[Editor’s Note: This month faculty members share their favorite brief writing or oral argument tip. This is the fourth entry in the series.] My favorite advocacy tip applies to briefs and oral arguments alike. (Indeed, for my money it serves as a pretty good rule of thumb for life in general.) It is this: Your arguments are never as good as you think they are.
As a general matter, the phenomenon is a product of (or is at the very least related to) what psychologists call the confirmation bias. That’s our tendency to assimilate new information in such a way as to confirm our pre-existing beliefs. If I’m inclined to believe in the truth of Proposition X, then I will give relatively greater weight to new information that confirms that belief than to information that runs contrary to it.
It’s entirely natural for lawyers to identify with their client’s interests and perspective. When your job is to advance the most effective arguments you can on your client’s behalf, it becomes your business to appreciate where they are coming from. And as you start to do that, you are likely to become less effective at seeing where the other side is coming from.

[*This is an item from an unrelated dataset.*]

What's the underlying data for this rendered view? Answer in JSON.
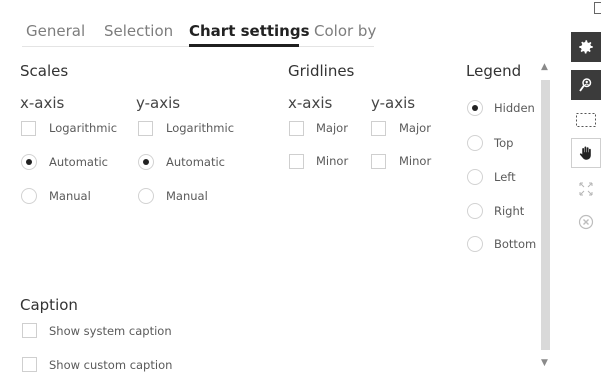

Imagine you’re confronted with what at the outset appears to be a body of case law that is not clearly consistent, or is inconsistent, with the position you hope to advance. For you it’s a puzzle. You need to move the pieces around and to reorient the cases, emphasizing some of the themes and language in the opinions over the rest. Ultimately, you formulate an analysis in which everything points in a single direction: you win. In your mind, you will have offered the court the solution to the puzzle. In reality, you are much more likely to have provided a solution to the puzzle.
We do this all the time, as humans, as lawyers, and even as judges (ever notice how opinions consistently read as though there is but a single answer to the questions presented, even over a strenuous dissent?).
So what do we do about it? Clichéd as it may be to say it, recognizing the phenomenon is the first step to countering it. At that point, for me, it becomes about efforts to introduce distance and perspective. Setting a brief aside for a couple days or more seems best, though it’s not always possible. Other tricks involve re-reading it in a different place or in a different font. Reading aloud can help to uncover flaws in logic as well as linguistic inelegancies. The point, ultimately, is to read the words critically, and as though they are not my own. If I can manage that, then I will have a better chance of seeing the flaws that weren’t apparent to me the first time through.